I never imagined there would come a day when running into the pope would become - almost - ordinary. That I would walk into a building and find him, once again, greeting bishops and cardinals and Vatican staff, like any boss would do first thing in the morning when he arrives at the office (at least, I’m lucky enough to work somewhere where that happens!). That making a trip to the water cooler next to the synod hall would mean having to walk past Papa Francesco. And that riding the elevator with him would be one of the most awkward experiences of my life, as elevator rides usually are.
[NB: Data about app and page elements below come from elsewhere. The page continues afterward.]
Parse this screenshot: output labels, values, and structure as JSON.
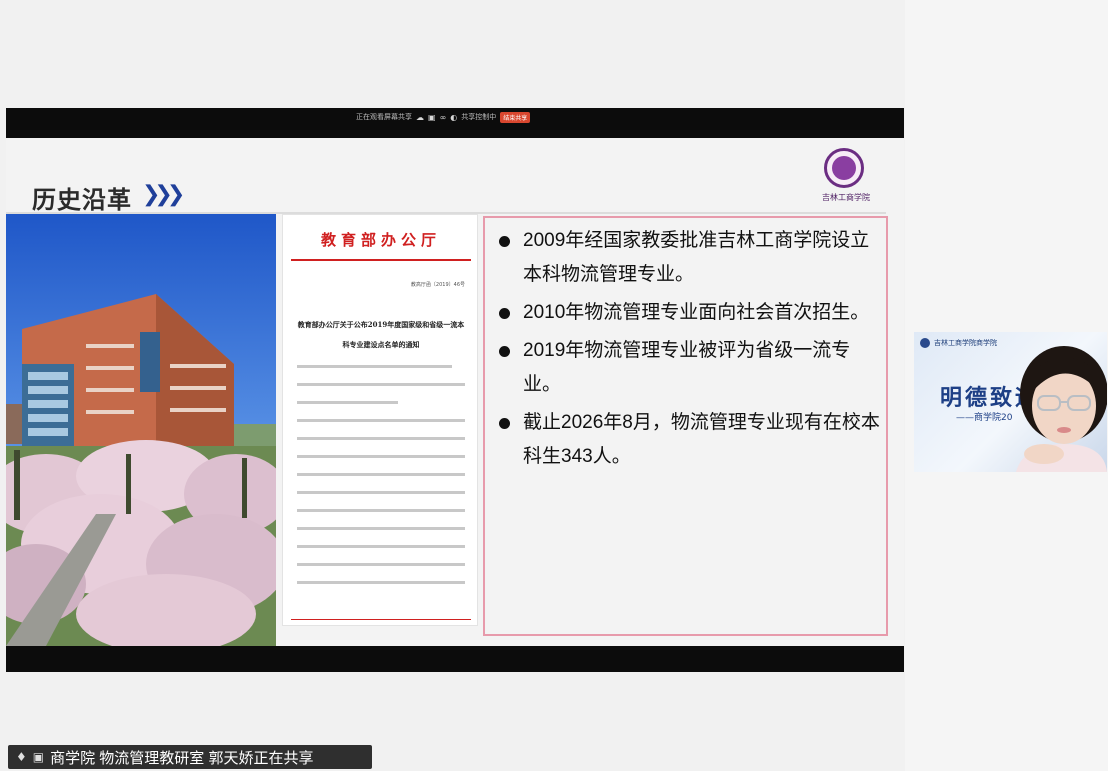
{
  "share_toolbar": {
    "info_text": "正在观看屏幕共享",
    "button_text": "共享控制中",
    "stop_label": "结束共享"
  },
  "slide": {
    "title": "历史沿革",
    "logo_text": "吉林工商学院",
    "document": {
      "header": "教育部办公厅",
      "doc_number": "教高厅函〔2019〕46号",
      "title": "教育部办公厅关于公布2019年度国家级和省级一流本科专业建设点名单的通知"
    },
    "bullets": [
      "2009年经国家教委批准吉林工商学院设立本科物流管理专业。",
      "2010年物流管理专业面向社会首次招生。",
      "2019年物流管理专业被评为省级一流专业。",
      "截止2026年8月，物流管理专业现有在校本科生343人。"
    ]
  },
  "video_tile": {
    "org": "吉林工商学院商学院",
    "motto": "明德致远",
    "subtitle": "——商学院20"
  },
  "status_bar": {
    "text": "商学院 物流管理教研室  郭天娇正在共享"
  },
  "colors": {
    "title_chevron": "#1f3f9a",
    "doc_red": "#d02020",
    "text_box_border": "#e79aab",
    "stop_button": "#d9472f"
  }
}
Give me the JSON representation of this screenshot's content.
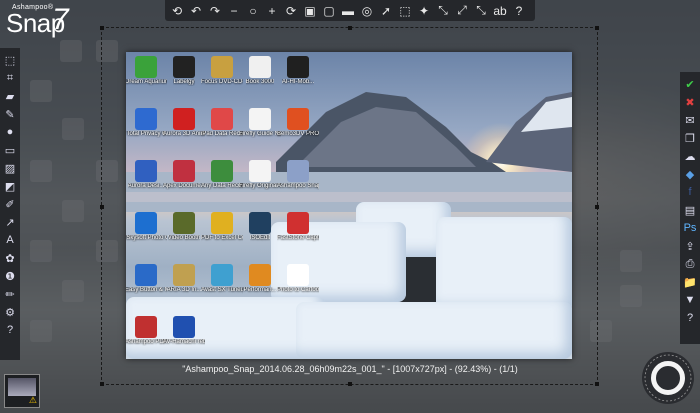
{
  "app": {
    "brand": "Ashampoo®",
    "name": "Snap",
    "version": "7"
  },
  "top_toolbar": [
    {
      "name": "undo-all-icon",
      "glyph": "⟲"
    },
    {
      "name": "undo-icon",
      "glyph": "↶"
    },
    {
      "name": "redo-icon",
      "glyph": "↷"
    },
    {
      "name": "zoom-out-icon",
      "glyph": "−"
    },
    {
      "name": "zoom-fit-icon",
      "glyph": "○"
    },
    {
      "name": "zoom-in-icon",
      "glyph": "+"
    },
    {
      "name": "rotate-icon",
      "glyph": "⟳"
    },
    {
      "name": "image-icon",
      "glyph": "▣"
    },
    {
      "name": "crop-frame-icon",
      "glyph": "▢"
    },
    {
      "name": "window-frame-icon",
      "glyph": "▬"
    },
    {
      "name": "target-icon",
      "glyph": "◎"
    },
    {
      "name": "pointer-icon",
      "glyph": "➚"
    },
    {
      "name": "cursor-select-icon",
      "glyph": "⬚"
    },
    {
      "name": "magic-wand-icon",
      "glyph": "✦"
    },
    {
      "name": "resize-icon",
      "glyph": "⤡"
    },
    {
      "name": "expand-icon",
      "glyph": "⤢"
    },
    {
      "name": "shrink-icon",
      "glyph": "⤡"
    },
    {
      "name": "text-recognition-icon",
      "glyph": "ab"
    },
    {
      "name": "help-icon",
      "glyph": "?"
    }
  ],
  "left_toolbar": [
    {
      "name": "selection-icon",
      "glyph": "⬚"
    },
    {
      "name": "crop-icon",
      "glyph": "⌗"
    },
    {
      "name": "eraser-icon",
      "glyph": "▰"
    },
    {
      "name": "highlighter-icon",
      "glyph": "✎"
    },
    {
      "name": "drop-icon",
      "glyph": "●"
    },
    {
      "name": "rectangle-icon",
      "glyph": "▭"
    },
    {
      "name": "blur-icon",
      "glyph": "▨"
    },
    {
      "name": "fill-icon",
      "glyph": "◩"
    },
    {
      "name": "pen-icon",
      "glyph": "✐"
    },
    {
      "name": "arrow-icon",
      "glyph": "↗"
    },
    {
      "name": "text-icon",
      "glyph": "A"
    },
    {
      "name": "stamp-icon",
      "glyph": "✿"
    },
    {
      "name": "numbering-icon",
      "glyph": "❶"
    },
    {
      "name": "pencil-icon",
      "glyph": "✏"
    },
    {
      "name": "settings-icon",
      "glyph": "⚙"
    },
    {
      "name": "help-icon",
      "glyph": "?"
    }
  ],
  "right_toolbar": [
    {
      "name": "confirm-icon",
      "glyph": "✔",
      "color": "#3fcf4a"
    },
    {
      "name": "cancel-icon",
      "glyph": "✖",
      "color": "#e24040"
    },
    {
      "name": "email-icon",
      "glyph": "✉",
      "color": "#dde"
    },
    {
      "name": "copy-icon",
      "glyph": "❐",
      "color": "#dde"
    },
    {
      "name": "cloud-icon",
      "glyph": "☁",
      "color": "#dde"
    },
    {
      "name": "dropbox-icon",
      "glyph": "◆",
      "color": "#5aa0e6"
    },
    {
      "name": "facebook-icon",
      "glyph": "f",
      "color": "#3b5998"
    },
    {
      "name": "document-icon",
      "glyph": "▤",
      "color": "#dde"
    },
    {
      "name": "photoshop-icon",
      "glyph": "Ps",
      "color": "#5fb5ff"
    },
    {
      "name": "export-icon",
      "glyph": "⇪",
      "color": "#dde"
    },
    {
      "name": "print-icon",
      "glyph": "⎙",
      "color": "#dde"
    },
    {
      "name": "folder-icon",
      "glyph": "📁",
      "color": "#e8c25a"
    },
    {
      "name": "save-icon",
      "glyph": "▼",
      "color": "#dde"
    },
    {
      "name": "help-icon",
      "glyph": "?",
      "color": "#dde"
    }
  ],
  "desktop_icons": [
    {
      "label": "Dream Aquarium",
      "color": "#3aa23a"
    },
    {
      "label": "Labelgy",
      "color": "#222"
    },
    {
      "label": "Focus DVD-CD-C...",
      "color": "#c8a040"
    },
    {
      "label": "Book 3000",
      "color": "#f0f0f0"
    },
    {
      "label": "AI-HI-Mob...",
      "color": "#202020"
    },
    {
      "label": "Total Privacy 6",
      "color": "#2e6ad0"
    },
    {
      "label": "Aurora 3D Animati...",
      "color": "#d02020"
    },
    {
      "label": "iPad Data Recovery (L...",
      "color": "#e04848"
    },
    {
      "label": "Firefly Guide NoR...",
      "color": "#f4f4f4"
    },
    {
      "label": "Bemo3DV PRO",
      "color": "#e05020"
    },
    {
      "label": "Aurora Desi...",
      "color": "#3060c0"
    },
    {
      "label": "Apex Docume...",
      "color": "#c03040"
    },
    {
      "label": "Any Data Recovery Pro",
      "color": "#3d8d3d"
    },
    {
      "label": "Firefly Original T...",
      "color": "#f4f4f4"
    },
    {
      "label": "Ashampoo Snap 7",
      "color": "#8ca0c8"
    },
    {
      "label": "iSkysoft Photo Geode-3D",
      "color": "#1d6fd0"
    },
    {
      "label": "Video Booth",
      "color": "#5a6a2a"
    },
    {
      "label": "PDF to Excel Conve...",
      "color": "#e0b020"
    },
    {
      "label": "ISOEdit",
      "color": "#204060"
    },
    {
      "label": "FastStone Capture",
      "color": "#d03030"
    },
    {
      "label": "Easy Button & Menu ...",
      "color": "#2a6ac8"
    },
    {
      "label": "ARIA 3D In...",
      "color": "#c0a050"
    },
    {
      "label": "Avast SX Tuneup 2014",
      "color": "#3fa0d0"
    },
    {
      "label": "Performan...",
      "color": "#e08a20"
    },
    {
      "label": "Photo to Cartoon",
      "color": "#ffffff"
    },
    {
      "label": "Ashampoo PDF Bran...",
      "color": "#c03030"
    },
    {
      "label": "AV-Hamachi rebuild...",
      "color": "#2050b0"
    }
  ],
  "caption": "\"Ashampoo_Snap_2014.06.28_06h09m22s_001_\" - [1007x727px] - (92.43%) - (1/1)"
}
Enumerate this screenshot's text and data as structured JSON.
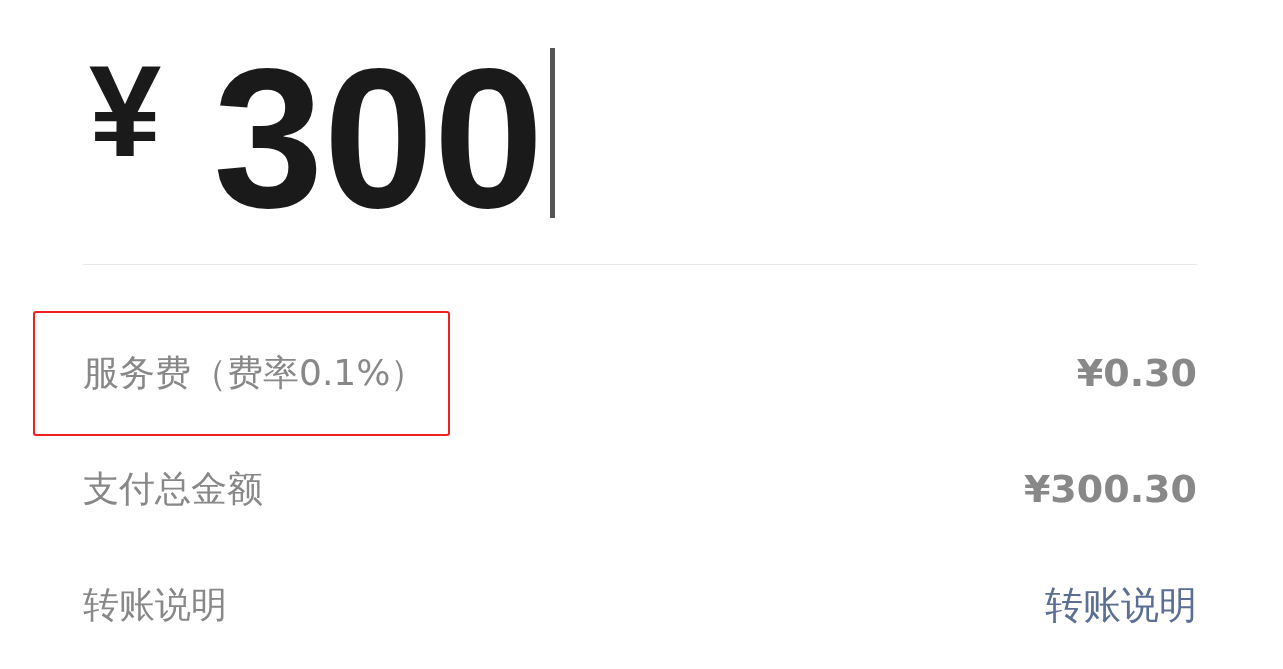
{
  "amount": {
    "currency": "¥",
    "value": "300",
    "focused": true
  },
  "rows": [
    {
      "label": "服务费（费率0.1%）",
      "value": "¥0.30",
      "kind": "text",
      "highlighted": true
    },
    {
      "label": "支付总金额",
      "value": "¥300.30",
      "kind": "text",
      "highlighted": false
    },
    {
      "label": "转账说明",
      "value": "转账说明",
      "kind": "link",
      "highlighted": false
    }
  ]
}
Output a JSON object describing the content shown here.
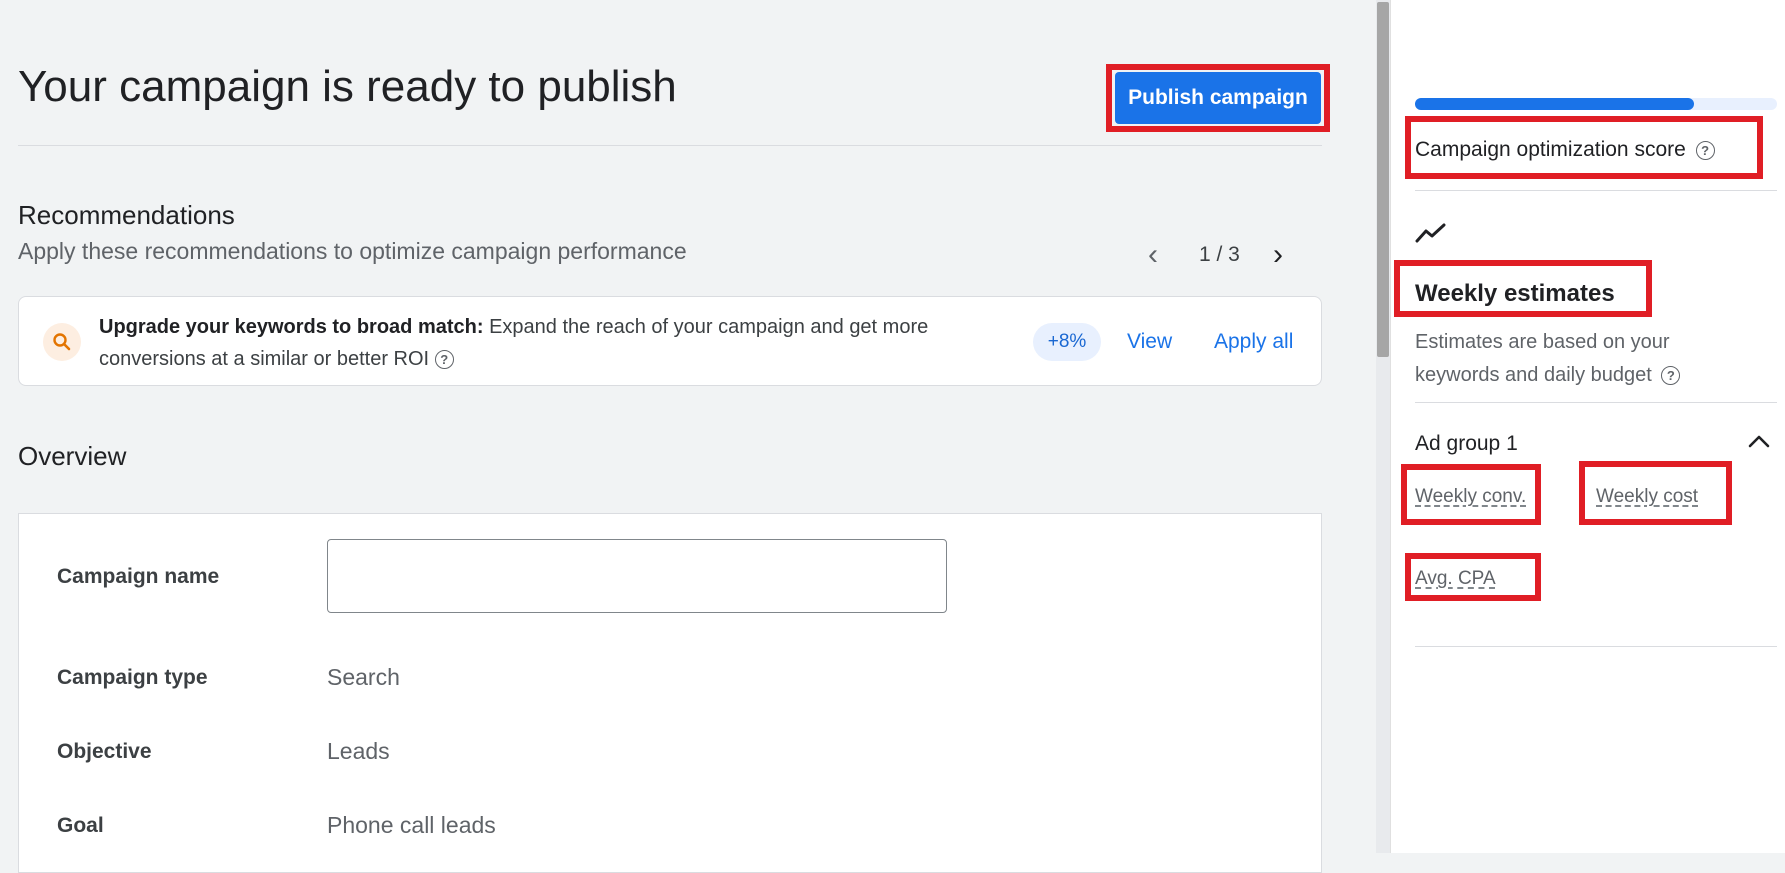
{
  "header": {
    "title": "Your campaign is ready to publish",
    "publish_button": "Publish campaign"
  },
  "recommendations": {
    "title": "Recommendations",
    "subtitle": "Apply these recommendations to optimize campaign performance",
    "pager": "1 / 3",
    "card": {
      "icon": "search-icon",
      "title": "Upgrade your keywords to broad match:",
      "body": "Expand the reach of your campaign and get more conversions at a similar or better ROI",
      "badge": "+8%",
      "view": "View",
      "apply_all": "Apply all"
    }
  },
  "overview": {
    "title": "Overview",
    "campaign_name_label": "Campaign name",
    "campaign_name_value": "",
    "campaign_type_label": "Campaign type",
    "campaign_type_value": "Search",
    "objective_label": "Objective",
    "objective_value": "Leads",
    "goal_label": "Goal",
    "goal_value": "Phone call leads"
  },
  "sidebar": {
    "optimization_score_fraction": 0.77,
    "optimization_score_label": "Campaign optimization score",
    "weekly_title": "Weekly estimates",
    "weekly_subtitle": "Estimates are based on your keywords and daily budget",
    "ad_group": "Ad group 1",
    "metrics": {
      "weekly_conv": "Weekly conv.",
      "weekly_cost": "Weekly cost",
      "avg_cpa": "Avg. CPA"
    }
  },
  "colors": {
    "primary": "#1a73e8",
    "highlight": "#e01e25",
    "badge_bg": "#e8f0fe",
    "search_icon": "#e37400"
  }
}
Perhaps “ordinary” is not the correct word here. “Human” would be a better term to describe what we’ve been experiencing with Pope Francis and the synod fathers day in and day out. These little moments of awkwardness, or ordinariness, are all very human.
This week, during our morning pausa
, I saw bishops lining up for coffee for the first time! In previous weeks, everyone crowded the baristas like they were at a bar, eagerly awaiting their caffeinated drink. As I was saying, ordinary. But also, so human.
This might all sound trivial. However, as a young auditor, experiencing life at the Vatican for the first time, I’m impressed not only by the ordinariness of our encounter with the hierarchical Church but especially by the simplicity of our interactions with the synod fathers and even with the pope. My experience so far has been one of freedom.
Most of that is due to the time we spend in our circuli minori
Here’s a quick explanation: Every week, for three weeks, we spend a few days in the synod hall, where synod fathers, experts, auditors, the General Secretariat for the synod, and the pope gather to present and to listen to the interventions. The following 2-3 days are dedicated to small group discussion. This is where the bulk of the work happens during the synod. We’re divided by language and present amendments to the Instrumentum laboris
we wish to see in the synod’s final report. I was placed in a group of approximately 20 French-speakers called “Gallicus A” (in Vatican speak, that means “French A”). That number represents bishops from the Middle East, Africa, Europe, and North America, and also a few auditors (namely myself) and experts. The synod fathers in each group vote for one moderator and one “rapporteur”, who keeps track of the conversation, writes a report each week to present during our general assembly, and submits the groups amendments. The experts and a specially appointed writing commission take into account the reports from the various groups and work together to prepare the final report. I don’t envy them.
We completed our work on the third and final part of the Instrumentum laboris
last week. The rest is now left in the hands of the experts and synod fathers elected to write the final report. Our small group meetings were some of the most intensive and edifying moments of the synod. Cultural differences were immediately apparent. It often took time simply to understand what each person was saying, what meaning they put behind a certain word, or why they felt so strongly about a particular issue. The synod fathers always spoke to each other with charity and patience, and everyone had the freedom to speak, even the auditors and experts.
Prayer surrounded our meetings. In the morning we opened with the Divine Office. At the end of each meeting, we closed with the Angelus. If things became intense or heavy in the middle of it all, our moderator wisely made us recite a Hail Mary or two, to rest and refocus.
This kind of ordinary or human encounter between the bishops and the auditors present at this synod is something young people crave in their local churches. They’ve said it in their interventions. Young people want and thirst for an encounter with the living God which they can experience through an encounter with a living, breathing Church, that is through relationship with authentic and joyful witnesses.